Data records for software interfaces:
---
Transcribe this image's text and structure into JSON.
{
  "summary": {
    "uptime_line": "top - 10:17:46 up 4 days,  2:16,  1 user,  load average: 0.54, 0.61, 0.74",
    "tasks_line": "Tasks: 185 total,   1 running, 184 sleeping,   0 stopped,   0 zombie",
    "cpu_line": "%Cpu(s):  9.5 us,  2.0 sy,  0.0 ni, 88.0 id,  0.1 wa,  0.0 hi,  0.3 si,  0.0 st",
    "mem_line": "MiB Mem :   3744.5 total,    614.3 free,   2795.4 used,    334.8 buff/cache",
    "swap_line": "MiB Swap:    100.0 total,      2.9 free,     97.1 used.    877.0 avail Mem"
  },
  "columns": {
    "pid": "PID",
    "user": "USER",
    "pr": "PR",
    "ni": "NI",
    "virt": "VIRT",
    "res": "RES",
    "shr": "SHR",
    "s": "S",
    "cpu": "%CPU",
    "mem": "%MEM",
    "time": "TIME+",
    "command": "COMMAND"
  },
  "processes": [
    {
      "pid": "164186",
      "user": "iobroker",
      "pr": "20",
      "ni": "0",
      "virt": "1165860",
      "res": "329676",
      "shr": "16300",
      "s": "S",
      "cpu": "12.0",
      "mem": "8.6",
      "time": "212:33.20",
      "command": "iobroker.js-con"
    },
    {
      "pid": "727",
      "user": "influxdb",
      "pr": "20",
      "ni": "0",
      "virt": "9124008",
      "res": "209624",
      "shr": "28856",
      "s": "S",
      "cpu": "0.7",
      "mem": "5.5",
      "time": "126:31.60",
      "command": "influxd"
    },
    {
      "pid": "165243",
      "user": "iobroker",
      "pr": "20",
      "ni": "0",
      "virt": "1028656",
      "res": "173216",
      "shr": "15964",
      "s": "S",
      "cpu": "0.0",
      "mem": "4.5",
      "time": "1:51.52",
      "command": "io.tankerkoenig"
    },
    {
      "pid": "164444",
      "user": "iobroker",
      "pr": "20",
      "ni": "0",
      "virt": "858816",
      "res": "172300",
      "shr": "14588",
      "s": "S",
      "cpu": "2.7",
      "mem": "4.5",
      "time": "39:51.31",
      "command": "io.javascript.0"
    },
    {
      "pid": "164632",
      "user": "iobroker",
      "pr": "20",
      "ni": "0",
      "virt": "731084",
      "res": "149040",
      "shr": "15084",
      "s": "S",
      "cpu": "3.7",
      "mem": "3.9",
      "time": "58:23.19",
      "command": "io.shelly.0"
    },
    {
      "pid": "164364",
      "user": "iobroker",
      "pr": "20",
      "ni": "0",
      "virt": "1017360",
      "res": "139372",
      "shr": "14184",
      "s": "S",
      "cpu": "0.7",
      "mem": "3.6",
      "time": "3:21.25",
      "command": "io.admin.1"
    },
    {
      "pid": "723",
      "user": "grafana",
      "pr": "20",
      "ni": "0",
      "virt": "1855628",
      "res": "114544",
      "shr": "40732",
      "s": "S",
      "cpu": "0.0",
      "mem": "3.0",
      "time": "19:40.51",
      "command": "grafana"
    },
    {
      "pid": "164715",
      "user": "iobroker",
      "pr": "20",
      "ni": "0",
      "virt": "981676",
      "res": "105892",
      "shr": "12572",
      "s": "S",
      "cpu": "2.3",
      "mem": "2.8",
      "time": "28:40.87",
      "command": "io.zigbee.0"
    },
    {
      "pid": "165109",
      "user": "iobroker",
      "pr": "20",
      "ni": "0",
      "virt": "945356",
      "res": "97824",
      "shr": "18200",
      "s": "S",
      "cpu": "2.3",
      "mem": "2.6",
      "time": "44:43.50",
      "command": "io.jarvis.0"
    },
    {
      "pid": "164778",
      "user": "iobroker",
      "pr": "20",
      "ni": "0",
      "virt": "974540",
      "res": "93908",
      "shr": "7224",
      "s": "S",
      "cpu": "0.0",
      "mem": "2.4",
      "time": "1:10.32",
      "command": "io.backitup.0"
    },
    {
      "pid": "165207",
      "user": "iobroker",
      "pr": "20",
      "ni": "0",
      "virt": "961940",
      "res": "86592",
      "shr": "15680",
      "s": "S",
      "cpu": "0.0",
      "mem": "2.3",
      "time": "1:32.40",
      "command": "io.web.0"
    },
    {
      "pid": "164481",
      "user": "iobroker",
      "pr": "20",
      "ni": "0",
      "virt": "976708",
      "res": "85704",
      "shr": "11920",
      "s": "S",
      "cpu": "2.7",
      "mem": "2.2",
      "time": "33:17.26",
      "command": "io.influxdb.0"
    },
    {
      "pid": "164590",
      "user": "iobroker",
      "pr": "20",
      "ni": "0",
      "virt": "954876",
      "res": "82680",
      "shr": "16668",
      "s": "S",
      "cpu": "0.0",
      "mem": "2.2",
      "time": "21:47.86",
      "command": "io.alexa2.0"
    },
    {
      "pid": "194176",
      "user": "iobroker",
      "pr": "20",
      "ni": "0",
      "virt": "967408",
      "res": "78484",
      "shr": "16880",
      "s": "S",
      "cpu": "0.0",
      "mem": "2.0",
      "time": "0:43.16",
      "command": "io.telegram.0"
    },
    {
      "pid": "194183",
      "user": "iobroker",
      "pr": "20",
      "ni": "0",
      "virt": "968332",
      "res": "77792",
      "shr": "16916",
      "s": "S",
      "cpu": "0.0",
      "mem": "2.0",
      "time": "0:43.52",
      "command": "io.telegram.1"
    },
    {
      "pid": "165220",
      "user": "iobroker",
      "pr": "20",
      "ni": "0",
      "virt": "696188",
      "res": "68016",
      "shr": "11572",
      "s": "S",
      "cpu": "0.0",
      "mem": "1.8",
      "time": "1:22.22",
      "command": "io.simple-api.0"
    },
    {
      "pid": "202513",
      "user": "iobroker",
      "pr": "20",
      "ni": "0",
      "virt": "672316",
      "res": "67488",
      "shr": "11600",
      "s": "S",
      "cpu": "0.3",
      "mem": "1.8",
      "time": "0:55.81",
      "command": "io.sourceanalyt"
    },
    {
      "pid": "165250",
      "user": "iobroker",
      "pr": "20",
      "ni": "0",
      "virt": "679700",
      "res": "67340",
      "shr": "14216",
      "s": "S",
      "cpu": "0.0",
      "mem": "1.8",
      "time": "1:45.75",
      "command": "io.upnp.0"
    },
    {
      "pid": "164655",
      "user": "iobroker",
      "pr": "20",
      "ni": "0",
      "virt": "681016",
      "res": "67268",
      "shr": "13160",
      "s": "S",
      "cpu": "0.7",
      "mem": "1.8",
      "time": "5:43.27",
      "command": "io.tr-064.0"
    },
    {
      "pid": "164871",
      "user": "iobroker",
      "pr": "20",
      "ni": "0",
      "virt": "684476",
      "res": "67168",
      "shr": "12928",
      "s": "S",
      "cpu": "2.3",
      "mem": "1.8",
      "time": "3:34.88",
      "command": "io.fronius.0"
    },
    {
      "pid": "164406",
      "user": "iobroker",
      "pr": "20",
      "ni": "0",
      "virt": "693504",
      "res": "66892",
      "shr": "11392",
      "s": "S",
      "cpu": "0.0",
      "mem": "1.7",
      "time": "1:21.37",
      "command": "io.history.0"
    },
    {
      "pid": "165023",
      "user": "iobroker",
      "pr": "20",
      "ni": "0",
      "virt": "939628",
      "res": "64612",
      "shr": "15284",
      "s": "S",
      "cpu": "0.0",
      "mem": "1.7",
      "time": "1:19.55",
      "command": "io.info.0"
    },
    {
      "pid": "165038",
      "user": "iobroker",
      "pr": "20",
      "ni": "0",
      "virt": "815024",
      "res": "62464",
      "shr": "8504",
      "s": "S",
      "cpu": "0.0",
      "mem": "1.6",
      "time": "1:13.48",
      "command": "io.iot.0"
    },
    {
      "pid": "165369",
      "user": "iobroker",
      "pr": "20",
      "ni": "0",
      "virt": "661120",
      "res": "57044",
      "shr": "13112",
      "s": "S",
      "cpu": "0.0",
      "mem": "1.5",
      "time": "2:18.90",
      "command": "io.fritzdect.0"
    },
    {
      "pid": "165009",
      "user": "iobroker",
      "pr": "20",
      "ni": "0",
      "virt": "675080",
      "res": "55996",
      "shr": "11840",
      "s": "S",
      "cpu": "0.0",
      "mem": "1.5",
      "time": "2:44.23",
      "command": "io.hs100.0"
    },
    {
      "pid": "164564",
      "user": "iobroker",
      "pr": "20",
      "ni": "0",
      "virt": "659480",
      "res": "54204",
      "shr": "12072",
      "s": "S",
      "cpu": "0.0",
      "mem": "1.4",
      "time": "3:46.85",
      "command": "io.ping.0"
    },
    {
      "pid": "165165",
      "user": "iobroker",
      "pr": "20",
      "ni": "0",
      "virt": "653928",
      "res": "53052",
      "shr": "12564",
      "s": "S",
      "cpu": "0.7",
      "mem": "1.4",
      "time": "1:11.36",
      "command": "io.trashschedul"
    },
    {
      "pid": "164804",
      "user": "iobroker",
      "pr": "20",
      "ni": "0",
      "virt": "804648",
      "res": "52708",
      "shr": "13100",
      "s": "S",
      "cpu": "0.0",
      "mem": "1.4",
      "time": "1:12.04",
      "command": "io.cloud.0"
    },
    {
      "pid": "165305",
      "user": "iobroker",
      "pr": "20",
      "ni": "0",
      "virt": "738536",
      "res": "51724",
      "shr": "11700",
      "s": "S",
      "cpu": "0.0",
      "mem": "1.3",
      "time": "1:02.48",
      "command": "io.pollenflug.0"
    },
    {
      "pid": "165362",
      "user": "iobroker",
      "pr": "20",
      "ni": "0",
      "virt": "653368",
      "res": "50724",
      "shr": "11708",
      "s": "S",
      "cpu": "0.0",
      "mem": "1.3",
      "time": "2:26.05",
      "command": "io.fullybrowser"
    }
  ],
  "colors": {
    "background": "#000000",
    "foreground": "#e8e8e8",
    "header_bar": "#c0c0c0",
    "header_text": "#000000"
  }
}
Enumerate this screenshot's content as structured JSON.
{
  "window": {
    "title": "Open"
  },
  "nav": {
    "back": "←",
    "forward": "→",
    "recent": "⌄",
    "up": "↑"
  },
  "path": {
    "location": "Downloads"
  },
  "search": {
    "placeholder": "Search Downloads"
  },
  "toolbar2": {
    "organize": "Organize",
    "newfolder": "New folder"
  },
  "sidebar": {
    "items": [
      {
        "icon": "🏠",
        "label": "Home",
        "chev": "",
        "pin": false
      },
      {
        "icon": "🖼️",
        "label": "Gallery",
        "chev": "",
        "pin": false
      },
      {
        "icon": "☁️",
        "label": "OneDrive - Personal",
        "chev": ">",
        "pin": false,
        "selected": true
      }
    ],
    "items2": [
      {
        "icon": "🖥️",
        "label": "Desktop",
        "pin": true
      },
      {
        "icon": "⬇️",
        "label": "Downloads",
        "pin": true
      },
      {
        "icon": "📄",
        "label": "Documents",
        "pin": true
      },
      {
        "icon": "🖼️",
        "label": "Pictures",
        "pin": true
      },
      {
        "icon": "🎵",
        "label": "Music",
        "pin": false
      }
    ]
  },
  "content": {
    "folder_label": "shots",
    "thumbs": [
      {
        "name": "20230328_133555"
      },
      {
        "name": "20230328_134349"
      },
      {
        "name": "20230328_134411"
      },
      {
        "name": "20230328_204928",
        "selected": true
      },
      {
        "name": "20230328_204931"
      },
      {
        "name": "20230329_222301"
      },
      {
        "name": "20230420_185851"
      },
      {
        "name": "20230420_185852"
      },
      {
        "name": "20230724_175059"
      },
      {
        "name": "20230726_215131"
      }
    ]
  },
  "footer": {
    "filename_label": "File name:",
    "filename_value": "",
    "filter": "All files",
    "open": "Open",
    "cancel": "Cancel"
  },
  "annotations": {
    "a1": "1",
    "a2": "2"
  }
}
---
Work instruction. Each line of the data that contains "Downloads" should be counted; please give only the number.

Output for this exercise. 3